Shortly after wife=s motion was filed, and before husband had filed a response, the court denied wife=s request. The court stated that the parties had expressly agreed to a $3,000 payment as wife=s share of the equity and there was no legal basis on which to reopen the divorce decree to modify that clear and precise term. This appeal followed.
Wife argues that the court abused its discretion in denying her request. According to wife, neither party performed his or her obligations under the divorce agreement, and it is manifestly unfair to allow husband to receive a windfall from the increased value of the property, particularly when wife helped pay the mortgage and household expenses during the period in which they lived together after the divorce. Wife maintains that the parties= divorce agreement clearly reflects their intent to share the equity in the home.
We agree that the court abused its discretion in denying wife=s request. See Bingham v. Tenney, 154 Vt. 96, 99 (1990) (holding that trial court=s decision will stand on review unless record clearly and affirmatively indicates that court withheld or otherwise abused its discretion). Rule 60(b) allows the court to relieve a party from a final judgment for Amistake, inadvertence, surprise, or excusable neglect,@ or Aany other reason justifying relief from the operation of the judgment.@ V.R.C.P. 60(b)(1) & (6). While the rule Awill not serve to relieve a party from its free, calculated and deliberate choices, it is invoked to prevent hardship or injustice and thus shall be liberally construed and applied.@ Bingham, 154 Vt. at 99. In this case, the family court erred by denying wife=s motion only ten days after it had been filed and before husband had filed an answer. We therefore reverse and remand the court=s order to allow husband to respond to wife=s motion. See Courtyard Partners v. Tanner, 157 Vt. 638, 639 (1991) (mem.) (stating that although trial court=s ruling on a Rule 60(b) motion is discretionary, this Court may remand case to prevent failure of justice when warranted by the circumstances); see also Altman v. Altman, 169 Vt. 562, 564 (1999) (mem.) (stating that an evidentiary hearing should generally precede the court=s decision on a Rule 60(b) motion when facts are in issue, although court may deny the motion without a hearing when it finds the motion Atotally lacking in merit@). If, on remand, the court credits wife=s assertion that the parties intended to evenly split the equity in the marital home, it must then exercise its discretion and grant the appropriate relief.

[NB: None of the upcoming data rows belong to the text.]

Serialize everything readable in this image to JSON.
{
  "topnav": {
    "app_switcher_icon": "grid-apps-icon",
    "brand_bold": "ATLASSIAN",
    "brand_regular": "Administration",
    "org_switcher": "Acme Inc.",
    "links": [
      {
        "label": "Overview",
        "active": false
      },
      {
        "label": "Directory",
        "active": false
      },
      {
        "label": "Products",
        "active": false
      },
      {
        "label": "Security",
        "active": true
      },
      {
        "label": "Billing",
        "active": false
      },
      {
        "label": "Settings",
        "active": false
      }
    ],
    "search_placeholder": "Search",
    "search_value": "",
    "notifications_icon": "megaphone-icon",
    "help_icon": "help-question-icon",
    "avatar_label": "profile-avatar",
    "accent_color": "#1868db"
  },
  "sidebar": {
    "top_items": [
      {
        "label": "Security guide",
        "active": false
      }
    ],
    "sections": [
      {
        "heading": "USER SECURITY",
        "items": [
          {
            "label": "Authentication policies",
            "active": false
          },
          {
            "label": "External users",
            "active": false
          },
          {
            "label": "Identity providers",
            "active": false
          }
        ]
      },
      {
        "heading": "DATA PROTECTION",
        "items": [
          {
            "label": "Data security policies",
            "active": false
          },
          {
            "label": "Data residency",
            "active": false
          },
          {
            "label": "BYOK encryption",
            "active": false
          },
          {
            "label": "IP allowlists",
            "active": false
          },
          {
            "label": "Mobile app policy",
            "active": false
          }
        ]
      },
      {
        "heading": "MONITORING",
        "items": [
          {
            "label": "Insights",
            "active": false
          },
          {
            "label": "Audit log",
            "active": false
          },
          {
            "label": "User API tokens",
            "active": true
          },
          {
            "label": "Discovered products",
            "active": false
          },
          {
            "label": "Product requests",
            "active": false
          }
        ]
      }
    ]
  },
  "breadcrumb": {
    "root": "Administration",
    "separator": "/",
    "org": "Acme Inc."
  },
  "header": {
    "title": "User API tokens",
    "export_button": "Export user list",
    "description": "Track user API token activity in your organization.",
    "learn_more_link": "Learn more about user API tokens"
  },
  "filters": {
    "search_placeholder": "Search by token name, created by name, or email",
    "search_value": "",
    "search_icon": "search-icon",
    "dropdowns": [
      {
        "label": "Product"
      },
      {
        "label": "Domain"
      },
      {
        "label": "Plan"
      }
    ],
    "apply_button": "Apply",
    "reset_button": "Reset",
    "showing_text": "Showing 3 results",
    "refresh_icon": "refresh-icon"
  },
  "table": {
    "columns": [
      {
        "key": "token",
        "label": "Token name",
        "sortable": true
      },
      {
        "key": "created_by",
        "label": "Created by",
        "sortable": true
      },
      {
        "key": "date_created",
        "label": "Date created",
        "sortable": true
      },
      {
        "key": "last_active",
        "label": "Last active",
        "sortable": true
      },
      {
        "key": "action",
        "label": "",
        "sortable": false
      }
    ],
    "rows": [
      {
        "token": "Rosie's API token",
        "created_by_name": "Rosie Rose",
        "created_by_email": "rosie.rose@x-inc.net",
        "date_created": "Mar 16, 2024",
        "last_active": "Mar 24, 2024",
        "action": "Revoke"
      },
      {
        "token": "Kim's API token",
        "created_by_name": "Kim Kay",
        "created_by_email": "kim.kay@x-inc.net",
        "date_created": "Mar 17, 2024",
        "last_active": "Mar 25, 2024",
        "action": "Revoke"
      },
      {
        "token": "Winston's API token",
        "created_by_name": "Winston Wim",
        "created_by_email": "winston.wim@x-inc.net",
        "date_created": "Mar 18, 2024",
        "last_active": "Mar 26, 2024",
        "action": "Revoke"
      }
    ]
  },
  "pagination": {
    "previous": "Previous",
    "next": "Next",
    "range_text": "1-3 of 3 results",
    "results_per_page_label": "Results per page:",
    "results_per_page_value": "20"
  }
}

Reversed and remanded.
BY THE COURT:
John A. Dooley, Associate Justice
Denise R. Johnson, Associate Justice
Marilyn S. Skoglund, Associate Justice